According to 'boffins' at the University of Exeter (whose report carries the unusually jazzy title of 'Enrich the Office and Engage Your Staff: Why Lean is Mean'), workers who had some kind of involvement in managing their working space - and in particular, decorating their personal desks - saw average increases of 32% in productivity and 27% in general well when compared to those in a ‘lean office’ (i.e. one where only work related items are allowed). One of the broader claims made is that there is a connection between having a say in how a workplace is designed, and feeling good about that workplace. Apparently, this is based on a study that took four years to produce.

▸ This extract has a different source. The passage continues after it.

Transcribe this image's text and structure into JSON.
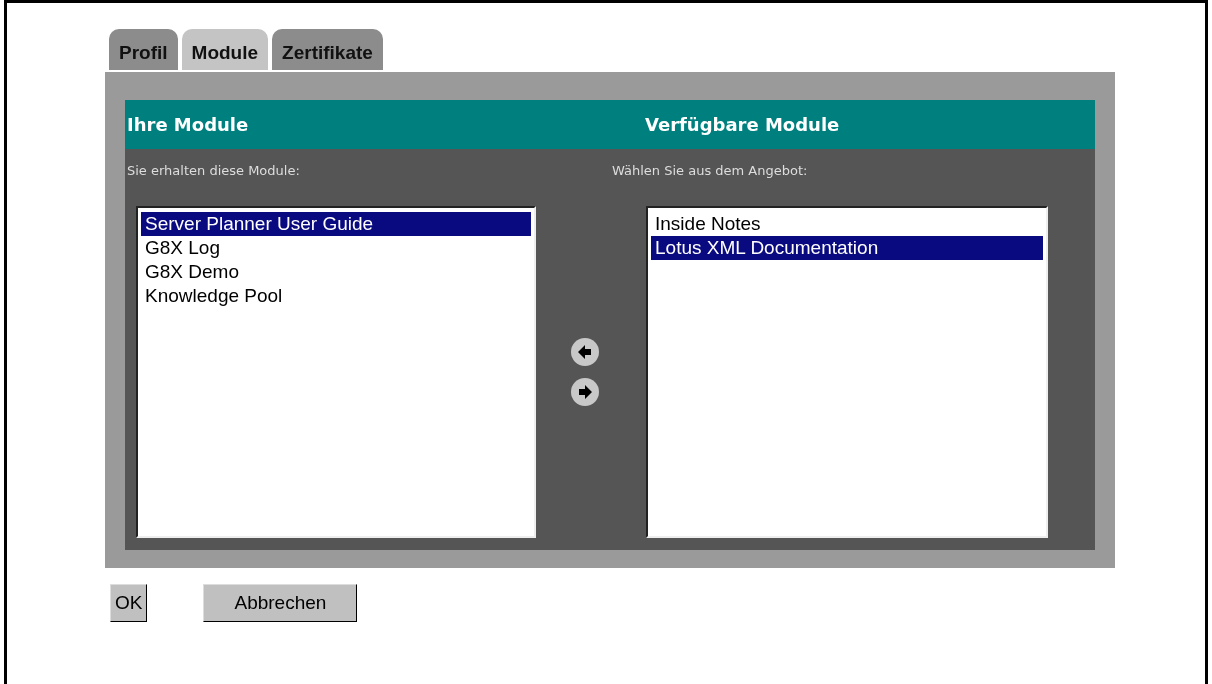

We’re sure that this study was extremely complex (there are lots of reference to ‘testing models’ and such like). But we can’t help but wonder how it took four years to deduce that workers are more likely to love their office if they don’t have to hide family photos in a secret drawer, and instead have complete freedom to put up hilarious sticker that proclaim ‘You don’t have to be mad to work here, but it helps’. What’s more, the cynic might also note that the research was produced in partnership with Ambius, a division of Rentokil that just happens to be ‘the world’s largest provider of plants, replica foliage and flowers for commercial environments’ (they also produce ‘ambient scenting’, whatever that is). At this point, you have to be a little concerned about vested interests (as with previous pro-plant studies).
Here at MT, we’ve never been fans of the spartan approach to office management. But we reckon that the productivity differences highlighted in this report may be more to do with the relationship between boss and worker, as opposed to the specific way you decorate your desk. If your boss politely explains that they prefer you to keep personal objects off the desk, you might think they’re a bit uptight, but see their point of view nonetheless. Whereas if they read 'Enrich the Office...' and decide that the best way to improve your general wellbeing is bullying you into personalising your cubicle, or covering your desk with a selection of lilies and orchids, we’re not sure that’s actually going to have the desired effect.